Collected data =
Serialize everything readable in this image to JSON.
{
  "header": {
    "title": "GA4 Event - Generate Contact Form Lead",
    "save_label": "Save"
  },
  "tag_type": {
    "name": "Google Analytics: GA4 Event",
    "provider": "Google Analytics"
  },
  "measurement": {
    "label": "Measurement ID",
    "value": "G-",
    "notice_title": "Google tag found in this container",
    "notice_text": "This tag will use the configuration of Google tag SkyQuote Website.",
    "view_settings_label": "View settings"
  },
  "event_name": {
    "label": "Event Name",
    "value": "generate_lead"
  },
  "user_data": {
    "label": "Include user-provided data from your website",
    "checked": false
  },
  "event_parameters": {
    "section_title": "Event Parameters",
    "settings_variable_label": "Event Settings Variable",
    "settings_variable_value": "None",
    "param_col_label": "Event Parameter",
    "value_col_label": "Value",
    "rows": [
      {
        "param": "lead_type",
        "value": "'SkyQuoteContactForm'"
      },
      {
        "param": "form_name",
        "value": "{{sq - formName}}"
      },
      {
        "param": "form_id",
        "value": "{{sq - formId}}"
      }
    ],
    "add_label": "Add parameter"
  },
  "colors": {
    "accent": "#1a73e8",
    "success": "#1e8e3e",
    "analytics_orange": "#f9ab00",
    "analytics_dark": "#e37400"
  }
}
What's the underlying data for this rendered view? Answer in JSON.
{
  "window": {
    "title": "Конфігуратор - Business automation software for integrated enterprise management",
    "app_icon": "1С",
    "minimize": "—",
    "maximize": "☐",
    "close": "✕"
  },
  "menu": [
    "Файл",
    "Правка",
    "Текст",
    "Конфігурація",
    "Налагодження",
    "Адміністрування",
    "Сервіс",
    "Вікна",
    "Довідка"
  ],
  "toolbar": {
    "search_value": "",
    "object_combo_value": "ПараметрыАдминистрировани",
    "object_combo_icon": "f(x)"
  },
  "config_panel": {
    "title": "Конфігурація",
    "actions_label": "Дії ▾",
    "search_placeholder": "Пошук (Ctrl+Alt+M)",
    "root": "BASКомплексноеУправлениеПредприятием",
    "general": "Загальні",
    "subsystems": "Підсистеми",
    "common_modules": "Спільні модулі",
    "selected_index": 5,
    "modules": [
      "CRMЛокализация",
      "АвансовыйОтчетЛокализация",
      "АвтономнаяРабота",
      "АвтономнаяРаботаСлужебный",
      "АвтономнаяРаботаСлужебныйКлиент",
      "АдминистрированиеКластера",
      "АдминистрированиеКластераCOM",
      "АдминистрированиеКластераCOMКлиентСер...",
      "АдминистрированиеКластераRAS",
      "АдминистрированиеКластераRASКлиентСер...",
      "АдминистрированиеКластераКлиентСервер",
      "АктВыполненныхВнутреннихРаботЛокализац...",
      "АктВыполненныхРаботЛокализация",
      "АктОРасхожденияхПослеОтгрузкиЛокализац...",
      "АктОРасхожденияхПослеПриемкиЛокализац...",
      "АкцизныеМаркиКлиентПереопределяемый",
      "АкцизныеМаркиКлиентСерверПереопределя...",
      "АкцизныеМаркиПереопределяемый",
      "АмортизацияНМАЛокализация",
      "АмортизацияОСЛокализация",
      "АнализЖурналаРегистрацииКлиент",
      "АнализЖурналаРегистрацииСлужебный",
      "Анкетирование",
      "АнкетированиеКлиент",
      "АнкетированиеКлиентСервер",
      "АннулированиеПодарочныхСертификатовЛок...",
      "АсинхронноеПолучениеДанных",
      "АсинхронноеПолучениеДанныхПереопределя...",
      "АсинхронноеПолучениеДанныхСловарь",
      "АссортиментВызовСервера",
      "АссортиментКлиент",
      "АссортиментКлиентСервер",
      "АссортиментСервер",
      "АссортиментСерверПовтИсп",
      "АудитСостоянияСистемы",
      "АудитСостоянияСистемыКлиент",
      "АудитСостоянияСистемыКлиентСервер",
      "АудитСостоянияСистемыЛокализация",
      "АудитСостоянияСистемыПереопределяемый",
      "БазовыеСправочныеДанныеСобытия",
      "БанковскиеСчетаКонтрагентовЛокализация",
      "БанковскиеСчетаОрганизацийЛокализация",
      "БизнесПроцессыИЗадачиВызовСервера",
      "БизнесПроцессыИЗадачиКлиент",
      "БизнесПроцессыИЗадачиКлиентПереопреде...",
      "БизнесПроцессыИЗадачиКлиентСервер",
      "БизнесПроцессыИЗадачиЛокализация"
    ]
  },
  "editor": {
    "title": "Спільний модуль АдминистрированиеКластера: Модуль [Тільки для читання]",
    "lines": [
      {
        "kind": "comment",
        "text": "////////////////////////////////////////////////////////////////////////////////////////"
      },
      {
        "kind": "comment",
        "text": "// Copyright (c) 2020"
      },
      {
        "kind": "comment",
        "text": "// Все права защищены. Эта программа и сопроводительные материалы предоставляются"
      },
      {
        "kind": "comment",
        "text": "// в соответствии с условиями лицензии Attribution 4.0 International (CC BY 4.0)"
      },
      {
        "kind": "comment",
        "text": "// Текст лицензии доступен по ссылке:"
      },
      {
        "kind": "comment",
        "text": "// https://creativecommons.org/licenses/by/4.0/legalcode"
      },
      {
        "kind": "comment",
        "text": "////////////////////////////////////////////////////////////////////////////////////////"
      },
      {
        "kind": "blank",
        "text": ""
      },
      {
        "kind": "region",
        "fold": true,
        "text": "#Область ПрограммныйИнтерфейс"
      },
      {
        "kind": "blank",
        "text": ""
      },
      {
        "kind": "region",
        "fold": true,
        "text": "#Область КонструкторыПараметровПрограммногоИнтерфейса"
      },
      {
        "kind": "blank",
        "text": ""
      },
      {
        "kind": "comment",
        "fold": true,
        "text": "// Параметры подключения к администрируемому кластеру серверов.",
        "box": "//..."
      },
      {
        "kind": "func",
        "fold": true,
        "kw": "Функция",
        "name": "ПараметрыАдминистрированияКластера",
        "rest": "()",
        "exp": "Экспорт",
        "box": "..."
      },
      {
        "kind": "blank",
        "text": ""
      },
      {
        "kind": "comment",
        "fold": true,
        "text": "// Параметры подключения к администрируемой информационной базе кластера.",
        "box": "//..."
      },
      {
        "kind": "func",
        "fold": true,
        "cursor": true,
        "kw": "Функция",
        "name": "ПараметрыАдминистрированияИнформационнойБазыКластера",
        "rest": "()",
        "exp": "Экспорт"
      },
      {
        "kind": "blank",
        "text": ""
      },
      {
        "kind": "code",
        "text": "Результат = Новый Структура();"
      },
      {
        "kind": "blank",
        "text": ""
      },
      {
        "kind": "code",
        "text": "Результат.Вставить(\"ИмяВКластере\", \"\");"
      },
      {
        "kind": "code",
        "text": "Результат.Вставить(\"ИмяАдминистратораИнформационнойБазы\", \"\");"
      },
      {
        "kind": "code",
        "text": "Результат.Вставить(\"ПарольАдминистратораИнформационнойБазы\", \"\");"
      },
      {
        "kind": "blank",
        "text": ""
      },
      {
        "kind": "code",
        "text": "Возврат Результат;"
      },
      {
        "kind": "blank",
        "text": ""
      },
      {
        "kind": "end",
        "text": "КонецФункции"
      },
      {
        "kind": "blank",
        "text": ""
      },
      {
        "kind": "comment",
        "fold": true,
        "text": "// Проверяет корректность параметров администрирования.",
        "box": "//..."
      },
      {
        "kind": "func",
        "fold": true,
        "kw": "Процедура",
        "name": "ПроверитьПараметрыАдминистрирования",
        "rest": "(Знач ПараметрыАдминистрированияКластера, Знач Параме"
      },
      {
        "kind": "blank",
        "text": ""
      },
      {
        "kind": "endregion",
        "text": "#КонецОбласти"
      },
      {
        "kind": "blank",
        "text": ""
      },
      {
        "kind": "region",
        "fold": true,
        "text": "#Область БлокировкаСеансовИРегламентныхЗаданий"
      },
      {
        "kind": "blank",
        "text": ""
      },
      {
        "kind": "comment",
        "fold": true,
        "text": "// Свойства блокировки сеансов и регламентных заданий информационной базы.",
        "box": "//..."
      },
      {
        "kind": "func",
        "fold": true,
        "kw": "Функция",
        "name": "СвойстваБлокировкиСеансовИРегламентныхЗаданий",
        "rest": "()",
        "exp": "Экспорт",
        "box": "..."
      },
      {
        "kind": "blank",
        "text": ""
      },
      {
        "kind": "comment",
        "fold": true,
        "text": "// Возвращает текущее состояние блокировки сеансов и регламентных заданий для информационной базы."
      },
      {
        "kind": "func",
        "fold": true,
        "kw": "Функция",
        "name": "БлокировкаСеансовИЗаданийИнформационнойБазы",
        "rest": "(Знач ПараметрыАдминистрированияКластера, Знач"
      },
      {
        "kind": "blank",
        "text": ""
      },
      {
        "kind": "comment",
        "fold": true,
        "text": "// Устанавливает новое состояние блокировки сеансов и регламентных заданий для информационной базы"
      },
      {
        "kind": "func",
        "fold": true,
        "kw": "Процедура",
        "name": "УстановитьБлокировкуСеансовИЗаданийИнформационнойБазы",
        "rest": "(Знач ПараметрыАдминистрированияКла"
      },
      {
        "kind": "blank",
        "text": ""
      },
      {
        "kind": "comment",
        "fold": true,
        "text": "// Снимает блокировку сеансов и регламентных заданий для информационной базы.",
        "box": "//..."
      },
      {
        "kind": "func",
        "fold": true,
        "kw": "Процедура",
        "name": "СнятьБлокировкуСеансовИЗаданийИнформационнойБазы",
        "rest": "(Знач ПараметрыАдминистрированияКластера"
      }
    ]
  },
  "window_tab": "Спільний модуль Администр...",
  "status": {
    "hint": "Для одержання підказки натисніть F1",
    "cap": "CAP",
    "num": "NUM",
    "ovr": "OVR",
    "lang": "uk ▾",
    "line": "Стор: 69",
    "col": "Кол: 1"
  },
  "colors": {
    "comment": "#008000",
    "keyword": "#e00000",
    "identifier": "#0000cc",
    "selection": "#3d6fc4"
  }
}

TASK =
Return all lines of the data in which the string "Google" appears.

OUTPUT FOR THIS EXERCISE =
    "name": "Google Analytics: GA4 Event",
    "provider": "Google Analytics"
    "notice_title": "Google tag found in this container",
    "notice_text": "This tag will use the configuration of Google tag SkyQuote Website.",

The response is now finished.